Creating both liveliness and tranquillity

A city is a concatenation of different types of areas, with different densities, uses and degrees of mixing. The 20th-century segregation between uses is very rigorous indeed. On the other hand, a mix of uses is not always appropriate. Mixing uses is not a goal in itself. The aim is to create a city with varying degrees of urbanization, with crowded places of exchange, easily accessible to a large number of people, and quiet places for living.

City centres and multimodal hubs are truly urban areas, which are meaningful at different scales at the same time, both for locals, people from the region or the country and even for people from abroad. A mix of uses, of cultural facilities, shopping and education, if possible also leisure and sports, reinforces the urbanity of an area. On the other hand, quiet residential areas are meaningful only to the residents and their families and friends: outsiders have no need to go there.

A city cannot be 100% urban. There are simply too many housing programmes and too few other uses, such as commercial and non-commercial facilities. So we have to handle with care the relatively little non-residential program. The main threat to the European city is in locating these non-residential uses in single-use areas, in isolated shopping centres, in gigantic campuses, in soulless business districts. The classic European city, the American urbanization model, the modern South American metropolis and the recent Asian megacity all need to be reassessed: how can urban change take place while retaining valuable characteristics?

Anna Vos Concepts for Urban Change addresses the challenge of developing realistic concepts for the renewal of inner cities, the optimization of existing suburbs, and the diversification of outdated industrial and office areas.

Optimization of land use must focus on the optimization of a city’s use.
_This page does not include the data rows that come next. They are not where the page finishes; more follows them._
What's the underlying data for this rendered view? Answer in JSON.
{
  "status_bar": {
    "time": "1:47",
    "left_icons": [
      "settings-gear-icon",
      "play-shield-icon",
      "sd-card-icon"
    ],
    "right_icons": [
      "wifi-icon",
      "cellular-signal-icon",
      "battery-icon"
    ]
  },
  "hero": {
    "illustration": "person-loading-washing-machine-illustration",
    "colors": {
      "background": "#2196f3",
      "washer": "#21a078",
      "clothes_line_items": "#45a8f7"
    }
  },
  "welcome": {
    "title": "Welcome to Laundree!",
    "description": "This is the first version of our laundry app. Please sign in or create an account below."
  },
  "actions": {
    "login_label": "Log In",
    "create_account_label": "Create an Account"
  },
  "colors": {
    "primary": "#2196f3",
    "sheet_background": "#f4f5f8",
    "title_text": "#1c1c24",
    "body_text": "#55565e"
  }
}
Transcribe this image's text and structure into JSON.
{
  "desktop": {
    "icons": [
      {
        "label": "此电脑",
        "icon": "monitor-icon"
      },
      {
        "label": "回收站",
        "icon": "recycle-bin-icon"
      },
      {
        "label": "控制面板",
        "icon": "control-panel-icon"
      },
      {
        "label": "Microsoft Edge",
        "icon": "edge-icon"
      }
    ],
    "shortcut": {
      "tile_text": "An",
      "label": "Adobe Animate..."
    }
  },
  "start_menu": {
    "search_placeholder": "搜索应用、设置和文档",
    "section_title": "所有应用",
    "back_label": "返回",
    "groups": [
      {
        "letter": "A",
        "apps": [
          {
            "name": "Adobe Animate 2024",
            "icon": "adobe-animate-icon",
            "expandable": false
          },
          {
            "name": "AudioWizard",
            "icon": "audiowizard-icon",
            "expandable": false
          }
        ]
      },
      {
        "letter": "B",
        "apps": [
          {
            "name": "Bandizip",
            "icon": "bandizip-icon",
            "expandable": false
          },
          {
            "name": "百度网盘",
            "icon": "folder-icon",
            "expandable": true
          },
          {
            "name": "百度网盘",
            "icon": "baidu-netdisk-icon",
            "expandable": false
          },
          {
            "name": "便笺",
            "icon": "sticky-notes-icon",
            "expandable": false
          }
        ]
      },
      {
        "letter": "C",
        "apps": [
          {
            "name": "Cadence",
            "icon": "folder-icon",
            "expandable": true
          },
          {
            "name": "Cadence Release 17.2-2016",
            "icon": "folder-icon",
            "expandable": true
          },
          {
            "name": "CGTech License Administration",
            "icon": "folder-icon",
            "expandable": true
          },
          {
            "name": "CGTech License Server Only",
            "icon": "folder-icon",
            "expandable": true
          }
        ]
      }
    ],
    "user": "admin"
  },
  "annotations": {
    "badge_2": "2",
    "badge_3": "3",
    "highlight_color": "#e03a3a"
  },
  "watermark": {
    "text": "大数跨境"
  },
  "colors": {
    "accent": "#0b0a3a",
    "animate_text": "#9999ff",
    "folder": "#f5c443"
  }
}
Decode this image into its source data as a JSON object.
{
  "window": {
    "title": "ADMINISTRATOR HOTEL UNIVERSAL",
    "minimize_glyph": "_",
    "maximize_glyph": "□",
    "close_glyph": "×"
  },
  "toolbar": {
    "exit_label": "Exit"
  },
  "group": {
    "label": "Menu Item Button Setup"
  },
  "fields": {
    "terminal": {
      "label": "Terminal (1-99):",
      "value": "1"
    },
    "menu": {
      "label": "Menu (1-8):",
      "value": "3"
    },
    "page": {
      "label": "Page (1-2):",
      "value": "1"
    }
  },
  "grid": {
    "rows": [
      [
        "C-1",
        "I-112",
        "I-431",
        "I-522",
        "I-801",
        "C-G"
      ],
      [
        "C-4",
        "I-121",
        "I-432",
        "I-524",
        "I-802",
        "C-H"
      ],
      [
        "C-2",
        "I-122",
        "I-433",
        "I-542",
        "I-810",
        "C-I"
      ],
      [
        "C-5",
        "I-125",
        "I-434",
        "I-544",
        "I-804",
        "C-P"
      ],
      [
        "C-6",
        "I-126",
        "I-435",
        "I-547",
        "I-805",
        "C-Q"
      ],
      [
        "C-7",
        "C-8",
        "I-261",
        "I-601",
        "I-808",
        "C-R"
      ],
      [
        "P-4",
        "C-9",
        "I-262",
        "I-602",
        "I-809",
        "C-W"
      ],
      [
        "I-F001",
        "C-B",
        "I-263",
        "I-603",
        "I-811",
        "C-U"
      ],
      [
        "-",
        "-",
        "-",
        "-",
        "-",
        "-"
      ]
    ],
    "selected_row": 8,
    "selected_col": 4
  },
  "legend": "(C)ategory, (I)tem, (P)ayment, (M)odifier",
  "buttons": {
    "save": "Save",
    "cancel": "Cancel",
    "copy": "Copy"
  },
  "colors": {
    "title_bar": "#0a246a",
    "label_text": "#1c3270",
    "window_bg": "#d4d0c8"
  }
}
Sometimes this requires an increase in density and a mix of uses; at other times a decrease in density and single use are more appropriate.

Optimization of the use of a city is in the interests of public and private parties